-- Your objective --
Needed from the entries below: every line that holds the word "Facundo".

-- Recorded information --
◆ ◆ ◆ ◆
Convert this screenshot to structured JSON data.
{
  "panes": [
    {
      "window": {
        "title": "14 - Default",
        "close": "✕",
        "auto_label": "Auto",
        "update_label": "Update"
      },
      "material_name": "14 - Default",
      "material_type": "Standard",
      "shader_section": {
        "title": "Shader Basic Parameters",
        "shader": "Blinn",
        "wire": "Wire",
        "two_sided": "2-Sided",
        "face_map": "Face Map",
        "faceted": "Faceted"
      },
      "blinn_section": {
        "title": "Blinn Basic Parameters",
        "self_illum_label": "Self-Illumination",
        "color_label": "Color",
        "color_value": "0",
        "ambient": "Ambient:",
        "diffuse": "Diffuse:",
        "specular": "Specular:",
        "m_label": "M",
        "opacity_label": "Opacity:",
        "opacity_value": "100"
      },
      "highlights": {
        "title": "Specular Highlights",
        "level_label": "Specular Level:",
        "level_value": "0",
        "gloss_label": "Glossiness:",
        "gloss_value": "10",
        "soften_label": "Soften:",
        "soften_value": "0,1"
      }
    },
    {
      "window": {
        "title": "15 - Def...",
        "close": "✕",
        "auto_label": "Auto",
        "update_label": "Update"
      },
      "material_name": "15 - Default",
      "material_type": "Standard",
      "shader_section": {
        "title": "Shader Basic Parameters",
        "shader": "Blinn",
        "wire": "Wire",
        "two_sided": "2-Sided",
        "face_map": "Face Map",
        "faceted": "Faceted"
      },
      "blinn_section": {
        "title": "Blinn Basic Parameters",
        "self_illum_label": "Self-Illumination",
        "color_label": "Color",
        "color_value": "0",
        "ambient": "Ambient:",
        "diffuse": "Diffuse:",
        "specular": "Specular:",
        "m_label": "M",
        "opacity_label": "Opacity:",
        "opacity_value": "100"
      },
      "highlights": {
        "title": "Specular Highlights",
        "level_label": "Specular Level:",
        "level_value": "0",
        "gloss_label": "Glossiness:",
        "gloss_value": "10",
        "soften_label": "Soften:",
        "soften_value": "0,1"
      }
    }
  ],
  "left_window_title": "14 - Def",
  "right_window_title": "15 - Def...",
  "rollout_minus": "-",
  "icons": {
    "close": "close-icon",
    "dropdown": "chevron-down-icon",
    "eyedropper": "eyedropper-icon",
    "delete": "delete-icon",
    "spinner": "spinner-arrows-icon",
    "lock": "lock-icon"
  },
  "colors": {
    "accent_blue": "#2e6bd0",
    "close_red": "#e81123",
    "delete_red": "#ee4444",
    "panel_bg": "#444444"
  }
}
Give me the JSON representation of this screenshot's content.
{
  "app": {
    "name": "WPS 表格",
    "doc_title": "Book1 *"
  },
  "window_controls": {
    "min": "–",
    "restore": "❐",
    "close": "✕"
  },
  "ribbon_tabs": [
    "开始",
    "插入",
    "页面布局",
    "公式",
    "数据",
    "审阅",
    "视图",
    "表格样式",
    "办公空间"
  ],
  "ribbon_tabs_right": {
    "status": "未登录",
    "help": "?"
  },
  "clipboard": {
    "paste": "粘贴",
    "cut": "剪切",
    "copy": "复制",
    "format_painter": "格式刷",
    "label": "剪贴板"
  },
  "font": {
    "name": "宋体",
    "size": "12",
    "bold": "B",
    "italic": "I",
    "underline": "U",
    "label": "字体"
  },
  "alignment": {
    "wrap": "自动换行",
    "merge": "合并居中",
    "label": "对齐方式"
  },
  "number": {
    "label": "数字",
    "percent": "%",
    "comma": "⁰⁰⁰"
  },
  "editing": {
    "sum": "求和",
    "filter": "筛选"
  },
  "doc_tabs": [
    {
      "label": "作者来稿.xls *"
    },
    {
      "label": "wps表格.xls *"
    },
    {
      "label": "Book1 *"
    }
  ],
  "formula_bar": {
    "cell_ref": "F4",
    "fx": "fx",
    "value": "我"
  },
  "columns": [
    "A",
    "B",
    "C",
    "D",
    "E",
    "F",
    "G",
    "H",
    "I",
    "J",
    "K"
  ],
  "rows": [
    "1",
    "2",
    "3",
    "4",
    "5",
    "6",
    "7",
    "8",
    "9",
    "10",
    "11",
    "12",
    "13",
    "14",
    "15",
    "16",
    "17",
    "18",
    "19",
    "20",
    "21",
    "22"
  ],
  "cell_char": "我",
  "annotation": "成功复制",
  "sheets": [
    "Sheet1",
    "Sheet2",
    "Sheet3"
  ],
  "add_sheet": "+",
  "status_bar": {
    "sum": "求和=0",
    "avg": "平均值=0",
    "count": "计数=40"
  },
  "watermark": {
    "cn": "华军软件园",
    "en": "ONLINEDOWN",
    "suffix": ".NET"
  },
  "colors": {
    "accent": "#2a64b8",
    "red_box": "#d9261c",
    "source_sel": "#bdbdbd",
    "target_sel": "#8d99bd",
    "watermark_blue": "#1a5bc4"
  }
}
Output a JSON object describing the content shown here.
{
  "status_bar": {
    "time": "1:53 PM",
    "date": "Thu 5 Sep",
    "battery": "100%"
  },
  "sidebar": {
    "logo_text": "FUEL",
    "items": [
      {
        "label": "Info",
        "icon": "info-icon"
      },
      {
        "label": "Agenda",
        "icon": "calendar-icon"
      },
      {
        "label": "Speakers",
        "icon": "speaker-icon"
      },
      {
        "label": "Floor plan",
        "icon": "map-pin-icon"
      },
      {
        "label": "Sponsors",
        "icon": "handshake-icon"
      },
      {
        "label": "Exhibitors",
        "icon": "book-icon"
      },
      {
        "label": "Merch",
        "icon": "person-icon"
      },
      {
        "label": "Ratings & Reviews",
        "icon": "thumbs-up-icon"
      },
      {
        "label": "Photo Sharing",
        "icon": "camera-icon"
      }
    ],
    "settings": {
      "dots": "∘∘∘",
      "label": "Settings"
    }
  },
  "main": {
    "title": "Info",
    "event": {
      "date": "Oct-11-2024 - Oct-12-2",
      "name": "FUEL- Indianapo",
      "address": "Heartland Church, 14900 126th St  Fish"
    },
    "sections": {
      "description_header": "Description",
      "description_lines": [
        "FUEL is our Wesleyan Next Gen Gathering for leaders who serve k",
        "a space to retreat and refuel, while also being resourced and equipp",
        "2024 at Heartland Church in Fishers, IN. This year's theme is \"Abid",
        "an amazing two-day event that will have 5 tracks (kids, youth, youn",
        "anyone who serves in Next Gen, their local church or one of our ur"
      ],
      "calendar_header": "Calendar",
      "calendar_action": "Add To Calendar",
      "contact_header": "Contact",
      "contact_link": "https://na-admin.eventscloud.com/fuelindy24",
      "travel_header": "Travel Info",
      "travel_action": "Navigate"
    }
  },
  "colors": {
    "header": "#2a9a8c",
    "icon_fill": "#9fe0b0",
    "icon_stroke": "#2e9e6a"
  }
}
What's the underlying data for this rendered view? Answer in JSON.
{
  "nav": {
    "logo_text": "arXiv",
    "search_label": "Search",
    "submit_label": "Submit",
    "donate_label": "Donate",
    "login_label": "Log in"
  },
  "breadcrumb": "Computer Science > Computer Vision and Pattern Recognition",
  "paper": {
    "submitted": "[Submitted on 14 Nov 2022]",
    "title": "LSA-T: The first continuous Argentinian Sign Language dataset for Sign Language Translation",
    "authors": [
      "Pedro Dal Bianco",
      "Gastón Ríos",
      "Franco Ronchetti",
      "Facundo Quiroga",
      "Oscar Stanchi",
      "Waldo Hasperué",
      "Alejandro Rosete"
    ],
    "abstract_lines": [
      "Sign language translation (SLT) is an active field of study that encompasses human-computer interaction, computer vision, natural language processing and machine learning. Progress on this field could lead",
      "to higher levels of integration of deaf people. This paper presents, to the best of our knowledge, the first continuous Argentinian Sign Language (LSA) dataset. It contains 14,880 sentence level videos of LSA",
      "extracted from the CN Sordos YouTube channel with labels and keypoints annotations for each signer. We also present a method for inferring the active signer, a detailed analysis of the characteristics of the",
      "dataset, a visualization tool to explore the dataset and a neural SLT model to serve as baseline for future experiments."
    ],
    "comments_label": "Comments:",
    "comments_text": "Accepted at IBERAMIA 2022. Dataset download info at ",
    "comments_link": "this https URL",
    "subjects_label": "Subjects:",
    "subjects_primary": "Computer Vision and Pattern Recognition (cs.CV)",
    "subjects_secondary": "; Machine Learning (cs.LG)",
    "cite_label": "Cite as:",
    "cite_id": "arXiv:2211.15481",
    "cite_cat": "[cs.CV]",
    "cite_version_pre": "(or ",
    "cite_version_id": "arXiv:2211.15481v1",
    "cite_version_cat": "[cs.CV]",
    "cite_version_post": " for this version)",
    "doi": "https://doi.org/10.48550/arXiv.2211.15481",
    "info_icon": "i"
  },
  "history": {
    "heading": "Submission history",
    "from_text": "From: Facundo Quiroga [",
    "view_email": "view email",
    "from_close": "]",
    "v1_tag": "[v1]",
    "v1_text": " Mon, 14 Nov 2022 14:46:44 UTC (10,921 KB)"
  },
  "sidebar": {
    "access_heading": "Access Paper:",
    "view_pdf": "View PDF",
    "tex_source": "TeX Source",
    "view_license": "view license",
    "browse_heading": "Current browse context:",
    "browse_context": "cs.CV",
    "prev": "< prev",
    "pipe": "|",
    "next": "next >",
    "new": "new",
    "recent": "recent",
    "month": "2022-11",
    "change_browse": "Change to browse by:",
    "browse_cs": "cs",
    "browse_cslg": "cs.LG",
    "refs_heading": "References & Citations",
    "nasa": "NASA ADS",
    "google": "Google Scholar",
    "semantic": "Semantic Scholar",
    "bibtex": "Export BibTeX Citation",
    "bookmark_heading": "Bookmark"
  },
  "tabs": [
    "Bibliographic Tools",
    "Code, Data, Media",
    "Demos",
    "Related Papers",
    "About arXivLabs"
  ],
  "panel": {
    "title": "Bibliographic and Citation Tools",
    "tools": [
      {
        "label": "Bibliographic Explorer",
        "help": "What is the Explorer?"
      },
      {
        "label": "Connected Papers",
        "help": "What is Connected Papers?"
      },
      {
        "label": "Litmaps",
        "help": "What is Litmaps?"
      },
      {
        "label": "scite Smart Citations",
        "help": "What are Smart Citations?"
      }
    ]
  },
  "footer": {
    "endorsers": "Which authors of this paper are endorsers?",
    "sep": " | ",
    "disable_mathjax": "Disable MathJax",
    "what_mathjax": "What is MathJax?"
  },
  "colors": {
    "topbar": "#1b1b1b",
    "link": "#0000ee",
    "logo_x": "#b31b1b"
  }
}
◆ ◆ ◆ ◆
-- Exercise result --
      "Facundo Quiroga",
    "from_text": "From: Facundo Quiroga [",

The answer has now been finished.